- If someone copies the link without any other context, your custom URL will provide more information.
- It will make the page easier for the search engine’s algorithm to find and match with relevant search queries.
Your page description, also known as the meta description, is the explanation of your page in the search results. It should entice click-throughs by sharing what people will read, see, or learn from your page.
Include your keyword or phrase in the page description. It should make sense there, because that’s what your page is all about. Aim for 135 to 155 characters for a balance of substance and brevity.
- Don’t exceed 160 characters, or your text will be cut off at the end with ellipticals, lowering the chances of a click-through.
- If you don’t set your meta description, search results will pull the first 160 characters of your page (even if they don’t make sense). Be sure to set it so you can decide what shows up there, especially because it could be the first contact a visitor has with your site.
- Try not to use any special characters, such as quotation marks in your page description.
Overall word count
In the past, SEO experts have recommended having at least 300 words to raise your chances of ranking on the first page. However, in recent years Google is favoring longer content. Today you have a much better chance of ranking higher with a post of 1000-1500 words.
- Remember that an unsatisfying amount of content is enough to give a page a low ranking.
- Focus on quality as well as quantity: be sure you understand your audience and your post speaks to the needs of your buyers.
- Pay attention to your readability, too.
Headings and sections
Within the article itself, you have different sections. Increase comprehension by structuring your article well, titling sections appropriately, and having your keyword or phrase in at least one heading. A reader should be able to understand the main points of an article just by scanning your headings.
Heading 1: title, introduce the article
Heading 2: main sections, introduce a topic
Heading 3: subsections, introduce a specific point
- Stick to one main idea per paragraph, and write short paragraphs to encourage people to keep reading.
- Utilize different headings. For example, this article uses Headings 2 and 3 to make navigation easier.
Internal and external links
An internal link is a link in your article that goes to another page on your website. For example, if you’re reading this article on the Hello Marketing blog, an internal link could send you to another Hello Marketing blog post or to Our Process page.
An external link will lead visitors away from your website completely. For example, if we show you this great post on advanced link-building strategies, that’s an external link. It has nothing to do with Hello Marketing, but contains great information that’s relevant to our article.

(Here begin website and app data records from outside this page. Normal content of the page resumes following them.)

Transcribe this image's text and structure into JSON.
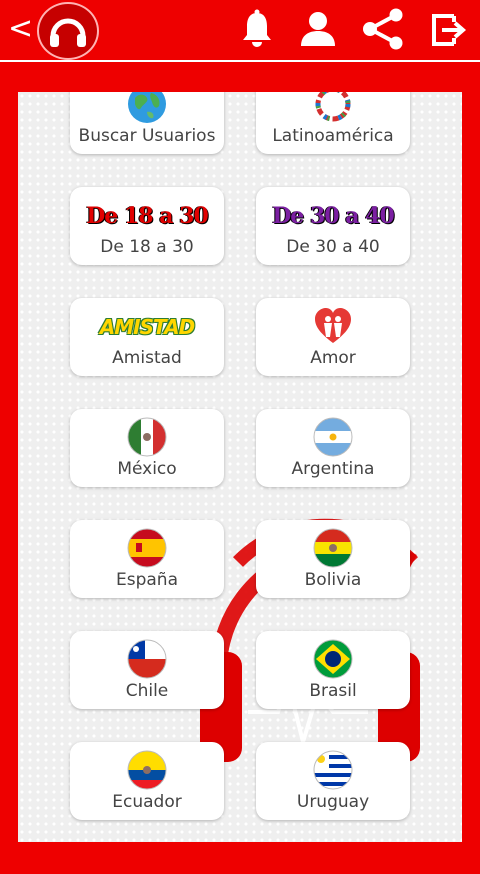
{
  "topbar": {
    "back_icon": "chevron-left-icon",
    "back_glyph": "<",
    "logo_icon": "headphones-logo-icon",
    "actions": [
      "bell-icon",
      "user-icon",
      "share-icon",
      "exit-icon"
    ]
  },
  "colors": {
    "brand": "#ee0000",
    "card": "#ffffff",
    "label": "#444444"
  },
  "rooms": [
    {
      "label": "Buscar Usuarios",
      "icon": "globe-icon"
    },
    {
      "label": "Latinoamérica",
      "icon": "flags-wreath-icon"
    },
    {
      "label": "De 18 a 30",
      "banner": "De 18 a 30",
      "icon": "age-banner-18-30"
    },
    {
      "label": "De 30 a 40",
      "banner": "De 30 a 40",
      "icon": "age-banner-30-40"
    },
    {
      "label": "Amistad",
      "banner": "AMISTAD",
      "icon": "amistad-banner"
    },
    {
      "label": "Amor",
      "icon": "heart-couple-icon"
    },
    {
      "label": "México",
      "icon": "mexico-flag-icon"
    },
    {
      "label": "Argentina",
      "icon": "argentina-flag-icon"
    },
    {
      "label": "España",
      "icon": "spain-flag-icon"
    },
    {
      "label": "Bolivia",
      "icon": "bolivia-flag-icon"
    },
    {
      "label": "Chile",
      "icon": "chile-flag-icon"
    },
    {
      "label": "Brasil",
      "icon": "brazil-flag-icon"
    },
    {
      "label": "Ecuador",
      "icon": "ecuador-flag-icon"
    },
    {
      "label": "Uruguay",
      "icon": "uruguay-flag-icon"
    }
  ]
}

- Make sure all external links are set to open in a new window, to keep viewers on your website.
- Link to authoritative sources. You can check how trusted different web pages are by checking their Domain Authority.
- Don’t use your key phrase as anchor text for an external link. Doing so tells Google that the other source has more authority than yours for that phrase.
Use images in your articles. Not only are they good for SEO, they’re good for comprehension and engagement as well as social sharing. Content with relevant images gets 94% more views, and beautiful graphics help to guide readers through your post.
Outside of user experience, images are great for SEO because of ALT tags. This refers to the alternate text that shows up when an image won’t load, which indicates what type of image content is on your page for SEO purposes. Always customize your ALT text to clearly convey what the image is and its relation to your topic. You should include your keyword or phrase in all image ALT tags.
- Be sure to properly size images so they don’t take too long to load.
- To ensure you use your keyword or phrase in the alt tag, add your title after each description. For example, in “Finished product | How to brew cold press coffee” the first section describes the image and the second section is the blog title (which includes the key phrase).
What are your SEO best practices?
Are there any SEO basics that we missed? Let us know in the comments below and we’ll get them added.